Go back to the top of the page
Life on MA: Textile Design

Life on MA: Textile Design

At Norwich University of the Arts, students on MA Textile Design combine creativity, craft skills and technological innovation.

Full time student Megan Stavaru shares her practice and the importance of textiles. 

Can you tell us a bit about your practice?

I specialise in woven textiles and cross disciplines of print and 3D. My practice revolves around the slow design ethos and the idea of emotional durability, an innovative design ethic which can be considered sustainable. The idea behind making emotionally durable fabrics is to embed emotion, memories and empathy within the textiles. Consumers can then form personal attachments to the product, inevitably holding onto it for longer and passing it down to the next generation.

This idea would prevent other alternatives such as contributing to our throwaway society or adding to textile landfill. By exploring my personal cultural heritage (I’m half Romanian) I have been able to make specific connections between the fabrics I’m creating and the narrative of that specific place which has inspired the piece.

You studied BA (Hons) Textile Design at NUA. How have you found the transition to MA?

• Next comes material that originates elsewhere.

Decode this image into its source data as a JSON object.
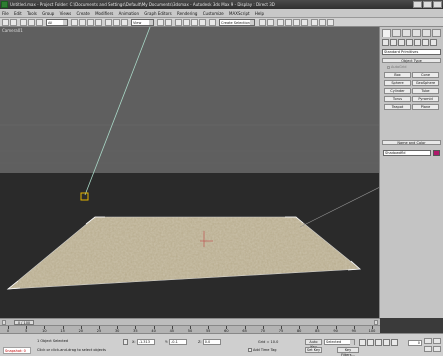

My transition from BA (Hons) Textile Design to MA was a positive, welcoming experience. I started by signing up to a variety of inductions and exploring different workshops I had never been in throughout my BA. This has allowed me to push my work into new avenues whilst learning about different processes and materials.

The first unit was all about research which is an important part to any project I start. For this unit we were asked to hand in a body of work, reflective journal and a written piece of work. The only challenge I found was refining the essay into a smaller word count than a BA dissertation but I benefited from this by learning new skills in producing an in depth, quality piece of writing which evidenced my key research.

Plaster cast bobbins my Megan Stavaru
Polymer plate print by Megan Stavaru

Why is textile design important?

What I like about textiles is the meaningful connection I have to it. Coming from generations of traditional Romanian weavers, the notion of weave is very important to me. Through my work I’m determined to keep traditional textile techniques from dying out by passing knowledge onto future generations. I believe everyone can make a connection to textiles in one way or another. The tactile qualities of constructed or printed textiles are everywhere – in the home, whilst you travel, at work and on the body. Even if you’re not from an artistic or textiles background, there will always be a vocal response from any form of produced textiles within the industry or through exhibitions, installations, performance art etc.

"The campus has a friendly, tight-knit community atmosphere where you can easily meet people and make new friends."

Megan Stavaru

Why did you decide to stay on at NUA for your Masters?

After transferring to NUA for my BA second and third year I was given an abundance of support from my tutors and surrounding staff. This support continued with the outstanding technical advice and knowledge from all of the technicians. The library and study skill sessions helped me tremendously within my writing. With this help I was able to achieve results I am proud of and I felt confident about receiving the same support for my MA. The campus has a friendly, tight-knit community atmosphere where you can easily meet people and make new friends. Across the university are beautiful old and modern buildings along with our new cafe and the East Gallery which is always filled with something new and inspiring.

NUA accommodates every facility I need to produce my work whether that be the new MA studio space or the constructed, printed and 3D workshops. There is constant encouragement throughout each unit of study with numerous tutorial slots available. This allows you to feel confident within your own practice.

What do you hope to do when you finish your course?

I have a few areas of interest which I’m keen to be involved in after university but I’m also open to ideas and opportunities that may arise within the rest of my time on the MA. So far the course has already opened up new doors, allowing me to meet with professionals within my subject. By introducing us to practitioners and designers, we’re able to network and discuss our practice and where we could go with it.

In preparation for my future, the MA is providing me with the chance to consolidate and refine my practice when creating a considered body of work. I am taking stock of every opportunity and making myself involved in future events.

Do you have any advice for someone thinking about studying at NUA?

I would advise anyone who is considering to study at NUA to come along and spend a day in Norwich itself to get to know the area and a feel for the city. I would also advise booking on to an open day. These opportunities are really important for learning about what NUA has to offer, and will allow you to experience the friendly and welcoming atmosphere Norwich provides. An open day also gives you the opportunity to look at our resources, admire our beautiful buildings and meet faces that may become familiar.

If you decide NUA is right for you, I would strongly advise you to sign up to a variety of inductions once you start. This will allow you to gain confidence in new workshops and inspire and motivate you to push your practice across different disciplines that you might never have thought about before.